How to prevent stomach flu
Stomach flu, also called gastroenteritis, is a common cause of diarrhea and vomiting in children. Strictly speaking, “gastroenteritis” means “inflammation of the mucous membrane of both stomach and intestine”, but the term is used to refer to bouts of diarrhea, possibly accompanied by vomiting and nausea, caused by either a virus, bacteria or parasite. While children of all ages can get stomach flu, kids in daycare and elementary school are more at risk for catching it because they’re in very close contact with other children and their immune systems are not as developed as in older children and adults.

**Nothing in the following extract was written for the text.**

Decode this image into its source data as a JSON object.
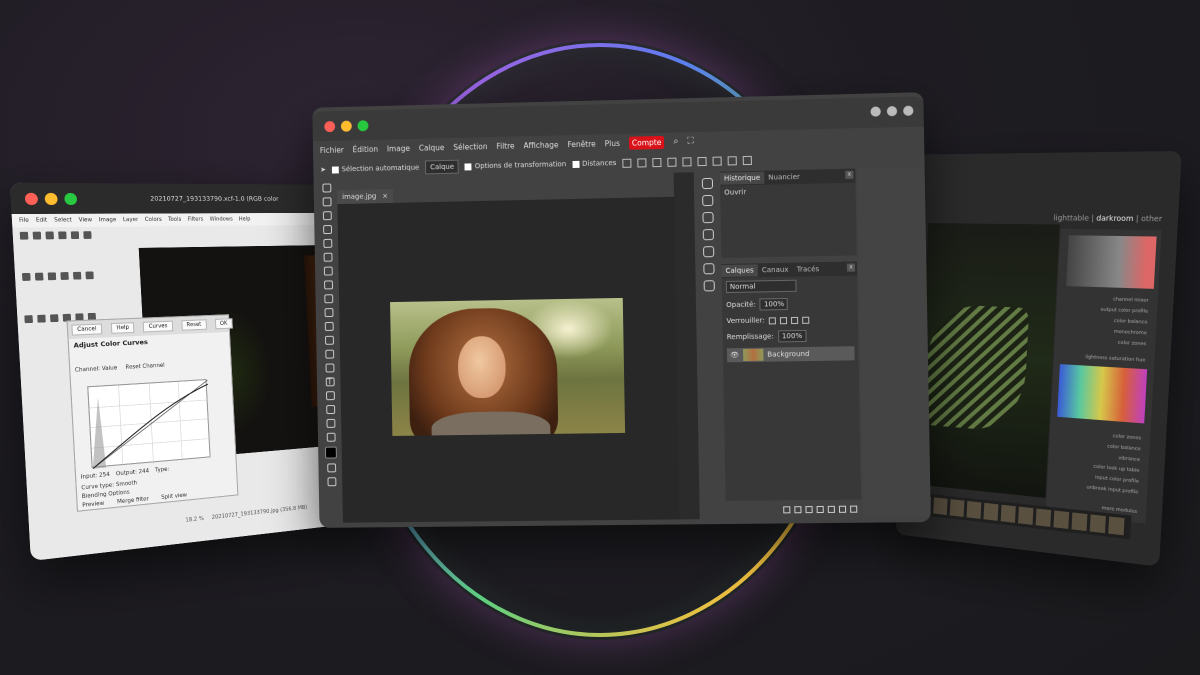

The best way to prevent stomach flu is to ensure kids regularly and thoroughly wash their hands. Simple soap and water is the best way to clean your hands. Use liquid soap and build a lather while rubbing your hands for at least 20 seconds, or as long as it takes to sing “Happy Birthday” or “Row, Row, Row Your Boat” twice. Rinse and dry your hands thoroughly.
It’s especially important for everyone to wash their hands after using the bathroom, but also before or after these common activities:

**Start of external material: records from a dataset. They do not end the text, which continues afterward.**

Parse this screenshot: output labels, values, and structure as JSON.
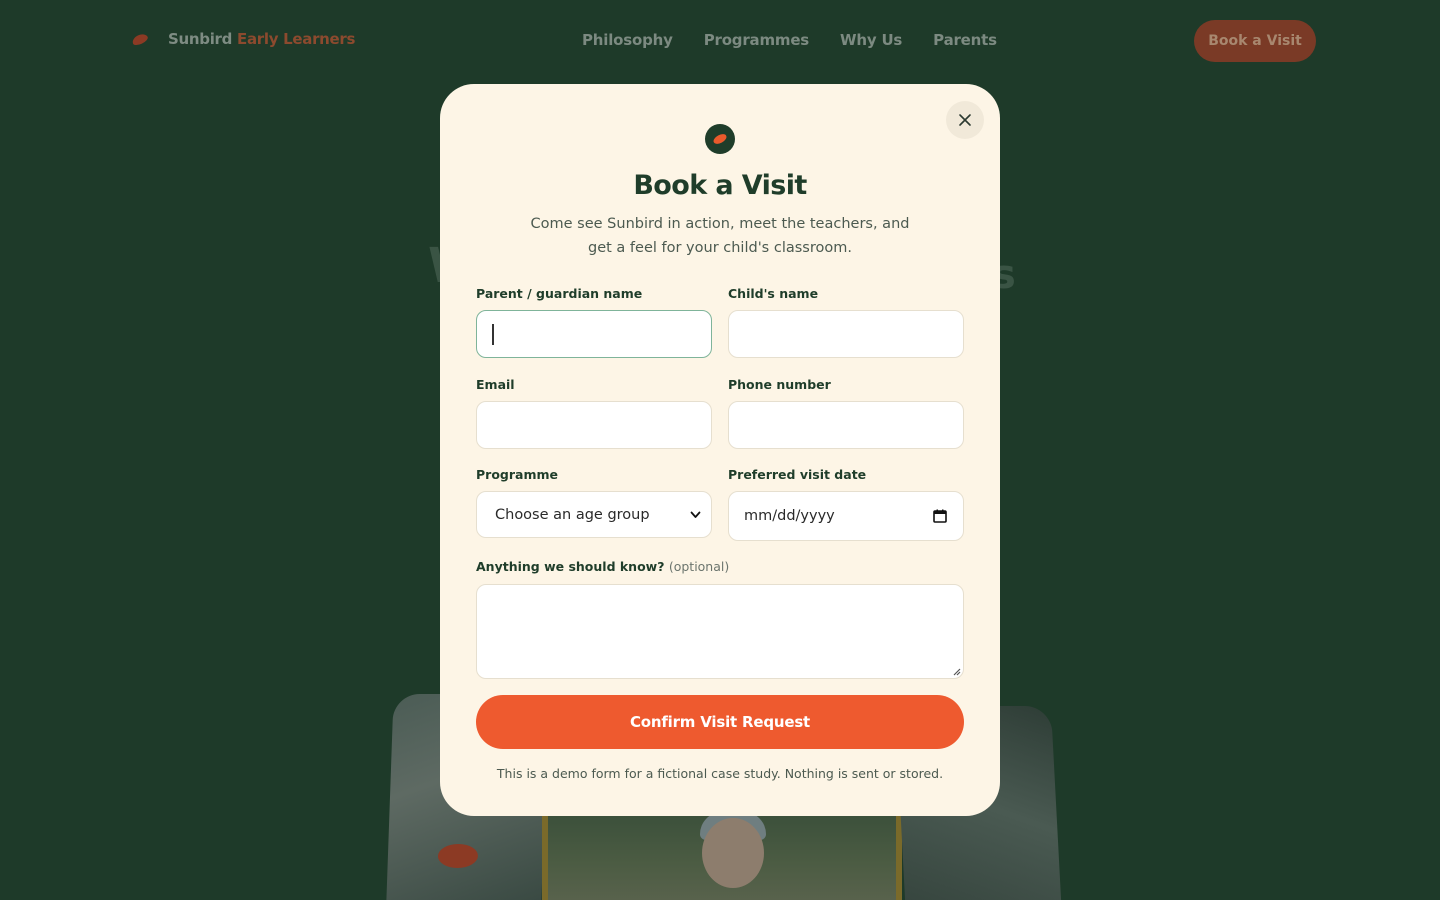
{
  "nav": {
    "brand_first": "Sunbird",
    "brand_accent": "Early Learners",
    "links": [
      "Philosophy",
      "Programmes",
      "Why Us",
      "Parents"
    ],
    "cta_label": "Book a Visit"
  },
  "hero": {
    "ghost_left": "W",
    "ghost_right": "s"
  },
  "modal": {
    "logo_icon": "leaf-icon",
    "close_icon": "close-icon",
    "title": "Book a Visit",
    "subtitle": "Come see Sunbird in action, meet the teachers, and get a feel for your child's classroom.",
    "fields": {
      "parent_name": {
        "label": "Parent / guardian name",
        "value": ""
      },
      "child_name": {
        "label": "Child's name",
        "value": ""
      },
      "email": {
        "label": "Email",
        "value": ""
      },
      "phone": {
        "label": "Phone number",
        "value": ""
      },
      "programme": {
        "label": "Programme",
        "selected": "Choose an age group"
      },
      "visit_date": {
        "label": "Preferred visit date",
        "placeholder": "mm/dd/yyyy"
      },
      "notes": {
        "label": "Anything we should know?",
        "optional": "(optional)",
        "value": ""
      }
    },
    "submit_label": "Confirm Visit Request",
    "disclaimer": "This is a demo form for a fictional case study. Nothing is sent or stored."
  },
  "colors": {
    "page_bg": "#1e3a29",
    "modal_bg": "#fdf5e6",
    "primary": "#ee5a2f",
    "heading": "#1f3d2a",
    "focus_ring": "#7fb49a"
  }
}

- after changing a diaper
- after sneezing, coughing or blowing your nose
- before preparing food
- after handling garbage

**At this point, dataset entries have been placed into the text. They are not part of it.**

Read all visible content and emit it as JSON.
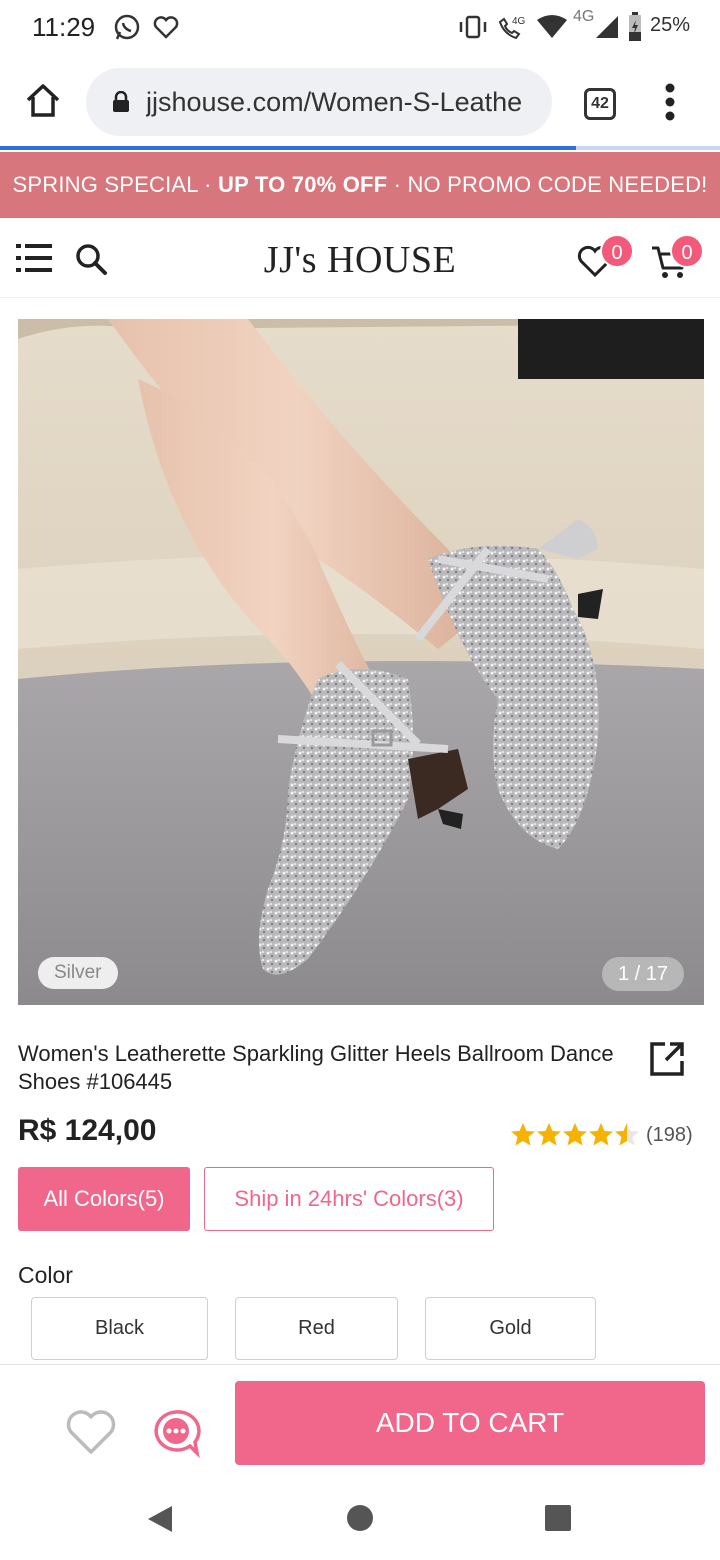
{
  "status_bar": {
    "time": "11:29",
    "network": "4G",
    "battery": "25%"
  },
  "browser": {
    "url": "jjshouse.com/Women-S-Leathe",
    "tab_count": "42"
  },
  "promo": {
    "part1": "SPRING SPECIAL · ",
    "part2": "UP TO 70% OFF",
    "part3": " · NO PROMO CODE NEEDED!"
  },
  "header": {
    "logo": "JJ's HOUSE",
    "wishlist_count": "0",
    "cart_count": "0"
  },
  "gallery": {
    "color_chip": "Silver",
    "counter": "1 / 17"
  },
  "product": {
    "title": "Women's Leatherette Sparkling Glitter Heels Ballroom Dance Shoes #106445",
    "price": "R$ 124,00",
    "rating": 4.5,
    "reviews": "(198)"
  },
  "filters": {
    "all_colors": "All Colors(5)",
    "ship_24": "Ship in 24hrs' Colors(3)"
  },
  "colors": {
    "label": "Color",
    "options": [
      "Black",
      "Red",
      "Gold"
    ]
  },
  "actions": {
    "add_to_cart": "ADD TO CART"
  },
  "theme": {
    "accent": "#f0678b",
    "promo_bg": "#d8767d",
    "star": "#f5b300"
  }
}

- before eating
Whenever possible, make sure the foods your kids eat have been properly prepared in a clean environment, and that those who have prepared the food have thoroughly washed their hands. Make sure your refrigerator is working properly and is keeping foods cold enough, and that any food past the “best before” date is thrown away. Never store raw and cooked food in the same container, and make sure any food you cook is cooked all the way through, with no remaining raw bits.
Symptoms of stomach flu in children
- watery diarrhea
- pains and cramping in their abdomen
- nausea and/or vomiting
- muscle or joint aches or a headache
- slight fever
- clammy skin, sweating and/or chills
- weight loss
Be prepared for the stomach flu
Since stomach flu is common and can visit your household at any time, here’s a list of essentials to keep on hand so that you can be prepared.
- An easy-to-read thermometer.
- Children’s fever reducer.
- An oral electrolyte drink (such as Electrolyte Gastro® or Pediatric Electrolyte) to help keep you or your child hydrated and to replenish the electrolytes and minerals lost through mild to moderate diarrhea and/or vomiting.
- A designated barf bucket (DBB). Your DBB could be made out of common household items such as a repurposed trash basket or a stainless steel mixing bowl. Having a DBB is essential because it contains the mess, helping to prevent the spread of germs.